Segment Start: DATA RECORDS

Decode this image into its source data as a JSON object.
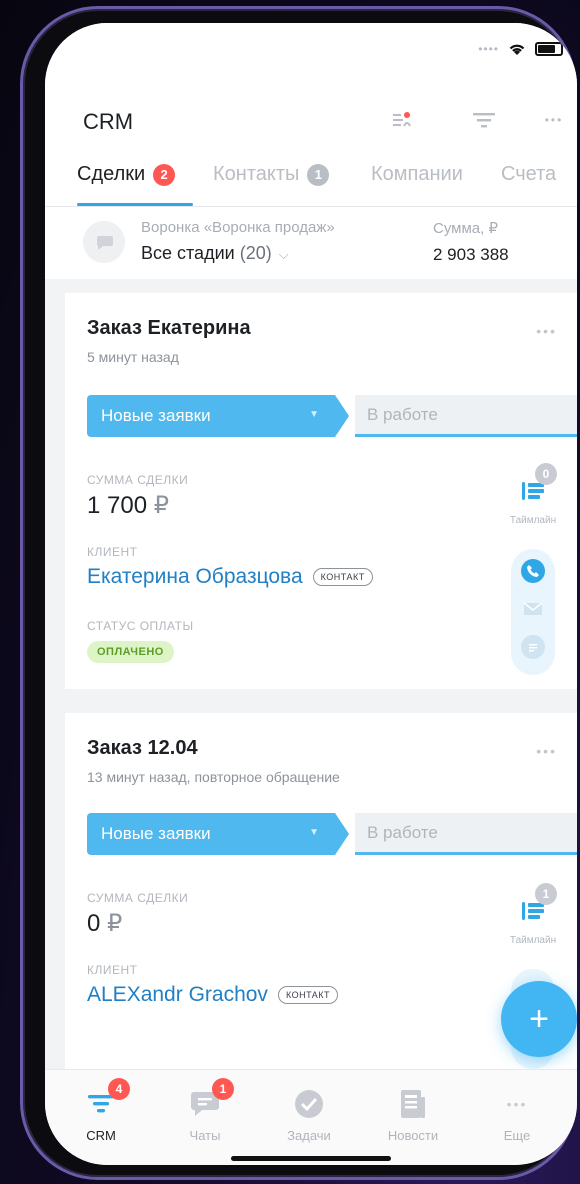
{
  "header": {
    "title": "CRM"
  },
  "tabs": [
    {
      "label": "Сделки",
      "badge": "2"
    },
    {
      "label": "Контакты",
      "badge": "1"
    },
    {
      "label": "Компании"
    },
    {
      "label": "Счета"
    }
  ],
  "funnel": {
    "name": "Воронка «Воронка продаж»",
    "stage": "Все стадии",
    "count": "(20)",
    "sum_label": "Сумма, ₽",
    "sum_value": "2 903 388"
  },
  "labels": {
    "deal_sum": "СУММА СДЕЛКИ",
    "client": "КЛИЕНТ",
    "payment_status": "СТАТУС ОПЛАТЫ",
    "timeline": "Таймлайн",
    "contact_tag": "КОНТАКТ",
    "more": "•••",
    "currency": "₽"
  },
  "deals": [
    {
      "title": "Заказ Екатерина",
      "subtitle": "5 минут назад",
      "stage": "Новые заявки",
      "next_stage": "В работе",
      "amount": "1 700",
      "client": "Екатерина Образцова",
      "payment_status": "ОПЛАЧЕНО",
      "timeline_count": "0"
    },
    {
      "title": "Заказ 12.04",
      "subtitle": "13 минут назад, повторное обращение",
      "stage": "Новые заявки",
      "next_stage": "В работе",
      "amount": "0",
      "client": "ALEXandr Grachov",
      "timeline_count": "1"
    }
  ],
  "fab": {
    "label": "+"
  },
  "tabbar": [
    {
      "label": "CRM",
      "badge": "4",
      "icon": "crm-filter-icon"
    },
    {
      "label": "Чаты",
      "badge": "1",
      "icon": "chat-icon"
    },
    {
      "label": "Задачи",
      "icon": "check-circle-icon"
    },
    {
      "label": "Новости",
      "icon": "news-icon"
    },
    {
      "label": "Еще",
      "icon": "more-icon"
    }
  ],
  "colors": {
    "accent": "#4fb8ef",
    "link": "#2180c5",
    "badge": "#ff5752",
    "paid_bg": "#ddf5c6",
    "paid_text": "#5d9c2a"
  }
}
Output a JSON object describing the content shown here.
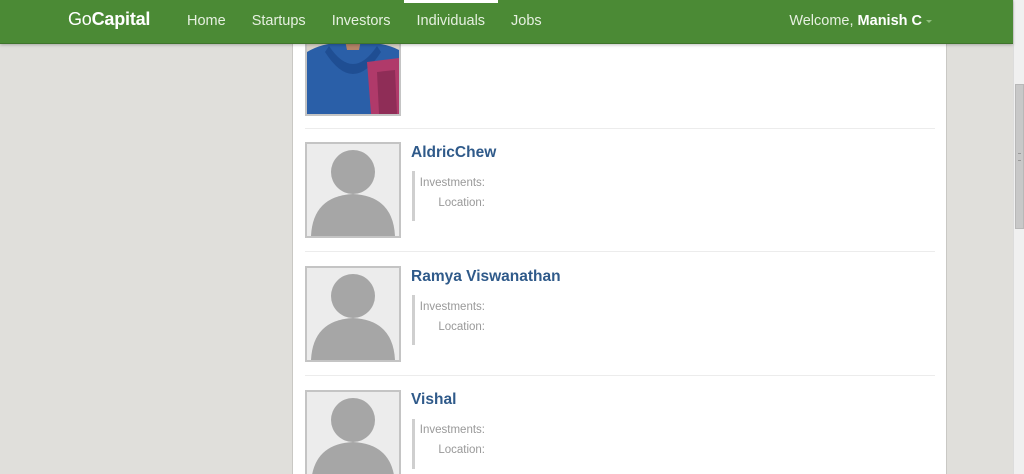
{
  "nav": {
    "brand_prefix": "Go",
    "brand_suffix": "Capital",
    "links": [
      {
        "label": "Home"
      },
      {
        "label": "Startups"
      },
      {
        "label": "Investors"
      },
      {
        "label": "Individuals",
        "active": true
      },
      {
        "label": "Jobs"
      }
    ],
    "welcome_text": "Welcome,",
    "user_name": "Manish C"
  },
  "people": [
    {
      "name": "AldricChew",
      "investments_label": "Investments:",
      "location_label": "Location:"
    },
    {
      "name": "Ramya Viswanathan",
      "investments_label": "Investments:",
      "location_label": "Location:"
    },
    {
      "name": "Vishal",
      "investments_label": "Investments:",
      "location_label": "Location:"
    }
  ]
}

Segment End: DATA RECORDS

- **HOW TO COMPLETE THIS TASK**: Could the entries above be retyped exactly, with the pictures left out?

- **RESULT FOR THIS EXERCISE**:
Decode this image into its source data as a JSON object.
{
  "header": {
    "title": "CRM"
  },
  "tabs": [
    {
      "label": "Сделки",
      "badge": "2"
    },
    {
      "label": "Контакты",
      "badge": "1"
    },
    {
      "label": "Компании"
    },
    {
      "label": "Счета"
    }
  ],
  "funnel": {
    "name": "Воронка «Воронка продаж»",
    "stage": "Все стадии",
    "count": "(20)",
    "sum_label": "Сумма, ₽",
    "sum_value": "2 903 388"
  },
  "labels": {
    "deal_sum": "СУММА СДЕЛКИ",
    "client": "КЛИЕНТ",
    "payment_status": "СТАТУС ОПЛАТЫ",
    "timeline": "Таймлайн",
    "contact_tag": "КОНТАКТ",
    "more": "•••",
    "currency": "₽"
  },
  "deals": [
    {
      "title": "Заказ Екатерина",
      "subtitle": "5 минут назад",
      "stage": "Новые заявки",
      "next_stage": "В работе",
      "amount": "1 700",
      "client": "Екатерина Образцова",
      "payment_status": "ОПЛАЧЕНО",
      "timeline_count": "0"
    },
    {
      "title": "Заказ 12.04",
      "subtitle": "13 минут назад, повторное обращение",
      "stage": "Новые заявки",
      "next_stage": "В работе",
      "amount": "0",
      "client": "ALEXandr Grachov",
      "timeline_count": "1"
    }
  ],
  "fab": {
    "label": "+"
  },
  "tabbar": [
    {
      "label": "CRM",
      "badge": "4",
      "icon": "crm-filter-icon"
    },
    {
      "label": "Чаты",
      "badge": "1",
      "icon": "chat-icon"
    },
    {
      "label": "Задачи",
      "icon": "check-circle-icon"
    },
    {
      "label": "Новости",
      "icon": "news-icon"
    },
    {
      "label": "Еще",
      "icon": "more-icon"
    }
  ],
  "colors": {
    "accent": "#4fb8ef",
    "link": "#2180c5",
    "badge": "#ff5752",
    "paid_bg": "#ddf5c6",
    "paid_text": "#5d9c2a"
  }
}
Output a JSON object describing the content shown here.
{
  "nav": {
    "brand_prefix": "Go",
    "brand_suffix": "Capital",
    "links": [
      {
        "label": "Home"
      },
      {
        "label": "Startups"
      },
      {
        "label": "Investors"
      },
      {
        "label": "Individuals",
        "active": true
      },
      {
        "label": "Jobs"
      }
    ],
    "welcome_text": "Welcome,",
    "user_name": "Manish C"
  },
  "people": [
    {
      "name": "AldricChew",
      "investments_label": "Investments:",
      "location_label": "Location:"
    },
    {
      "name": "Ramya Viswanathan",
      "investments_label": "Investments:",
      "location_label": "Location:"
    },
    {
      "name": "Vishal",
      "investments_label": "Investments:",
      "location_label": "Location:"
    }
  ]
}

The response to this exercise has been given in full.